Blandford (click on photograph to bring up bigger/better version).

blandford forum, 2016

blandford, 2016

blandford, 2016
At the museum, Blandford Forum, Dorset. Most unusually, the valves survive, and although they surely can't be the original ones, it's rare to find any valves still present in a lead pump. The weighted inlet valve, which would have been located at the base of the barrel, is sitting loose in the tank, and can be seen at the bottom of the photo. Thanks to Shawn Shaw for the photos and discussion, below. Nearby is a notice which reads:
The Bastard Pump
This pump was found in Bere's Yard, Blandford
(where this museum is now situated) in 1985. It
was formerly erected near the cottages in
the yard. This pump appears to have
been erected in 1773 by John Bastard, a nephew
of John Bastard the Elder (one of the famous Bastard
Brothers) who died in 1770. Note the Phoenix,
denoting the rising up of the town from the ashes of
the properties destroyed by the fire of 1731.
Markings: A highly decorated lead tank, featuring "1773", the initials "JB", two female figures, two fleurs-de-lis and what is described above as a phoenix. A phoenix would indeed fit nicely with the fact that the Bastard brothers were famous for their rebuilding work in the town following the large fire of 1731. A closer look at it, though, suggests to Shawn (and I concur) that it's more likely to be a swan unchained rising out of a coronet, a crest used by various families, and with various deep meanings. The fleurs-de-lis feature in the badge of the Baronets Portman of Bryanston.

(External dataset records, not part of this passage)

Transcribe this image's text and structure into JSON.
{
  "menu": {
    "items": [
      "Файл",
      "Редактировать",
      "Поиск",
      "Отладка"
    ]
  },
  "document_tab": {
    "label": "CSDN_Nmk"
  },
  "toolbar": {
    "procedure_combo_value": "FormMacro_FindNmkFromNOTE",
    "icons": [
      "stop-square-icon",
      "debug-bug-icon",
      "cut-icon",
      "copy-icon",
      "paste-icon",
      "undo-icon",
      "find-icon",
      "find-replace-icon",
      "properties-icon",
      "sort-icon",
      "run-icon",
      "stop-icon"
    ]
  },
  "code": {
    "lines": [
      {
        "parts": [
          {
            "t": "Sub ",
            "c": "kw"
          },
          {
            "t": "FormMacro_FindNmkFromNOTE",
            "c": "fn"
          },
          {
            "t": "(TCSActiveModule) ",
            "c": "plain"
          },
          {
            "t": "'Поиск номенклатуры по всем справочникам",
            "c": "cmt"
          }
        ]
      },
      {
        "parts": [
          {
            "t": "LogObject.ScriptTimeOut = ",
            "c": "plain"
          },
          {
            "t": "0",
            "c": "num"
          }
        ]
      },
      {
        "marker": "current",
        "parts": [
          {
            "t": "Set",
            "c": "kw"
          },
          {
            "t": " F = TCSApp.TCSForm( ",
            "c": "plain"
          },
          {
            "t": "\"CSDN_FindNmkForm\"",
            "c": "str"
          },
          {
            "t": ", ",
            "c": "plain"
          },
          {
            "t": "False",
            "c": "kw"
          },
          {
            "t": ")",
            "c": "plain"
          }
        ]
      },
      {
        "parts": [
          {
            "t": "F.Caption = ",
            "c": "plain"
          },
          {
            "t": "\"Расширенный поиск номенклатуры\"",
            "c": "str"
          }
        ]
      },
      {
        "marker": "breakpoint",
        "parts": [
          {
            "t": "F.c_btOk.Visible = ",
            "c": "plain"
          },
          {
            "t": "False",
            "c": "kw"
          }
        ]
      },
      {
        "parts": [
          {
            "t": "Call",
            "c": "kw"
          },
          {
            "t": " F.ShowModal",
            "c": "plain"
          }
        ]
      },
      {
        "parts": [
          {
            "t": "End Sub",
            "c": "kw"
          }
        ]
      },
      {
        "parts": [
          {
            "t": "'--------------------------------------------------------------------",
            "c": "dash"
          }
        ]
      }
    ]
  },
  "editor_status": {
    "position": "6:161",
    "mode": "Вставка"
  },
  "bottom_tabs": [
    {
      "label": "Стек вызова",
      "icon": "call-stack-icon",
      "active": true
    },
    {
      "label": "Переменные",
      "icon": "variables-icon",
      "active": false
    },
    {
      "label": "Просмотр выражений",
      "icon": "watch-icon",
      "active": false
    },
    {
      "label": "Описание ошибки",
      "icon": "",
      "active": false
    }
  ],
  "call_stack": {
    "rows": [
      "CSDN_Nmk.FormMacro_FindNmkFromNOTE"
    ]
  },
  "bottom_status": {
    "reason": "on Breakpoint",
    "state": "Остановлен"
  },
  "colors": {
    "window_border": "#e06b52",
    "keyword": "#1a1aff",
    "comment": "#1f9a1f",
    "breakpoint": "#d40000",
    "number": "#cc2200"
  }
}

Manufacturer: Unk.

blandford, 2017 Also in Blandford Forum, Dorset, in cottages built in the 1860s by the Portmans of Bryanston. The two pumps have been re-positioned (no room for the handle on the left hand pump). The floral design on the lead tank of the right hand pump is identical to that on one at Burton Bradstock, Dorset. Thanks to Shawn Shaw for the photos.

Markings: None.

Manufacturer: Unk.
blandford, 2017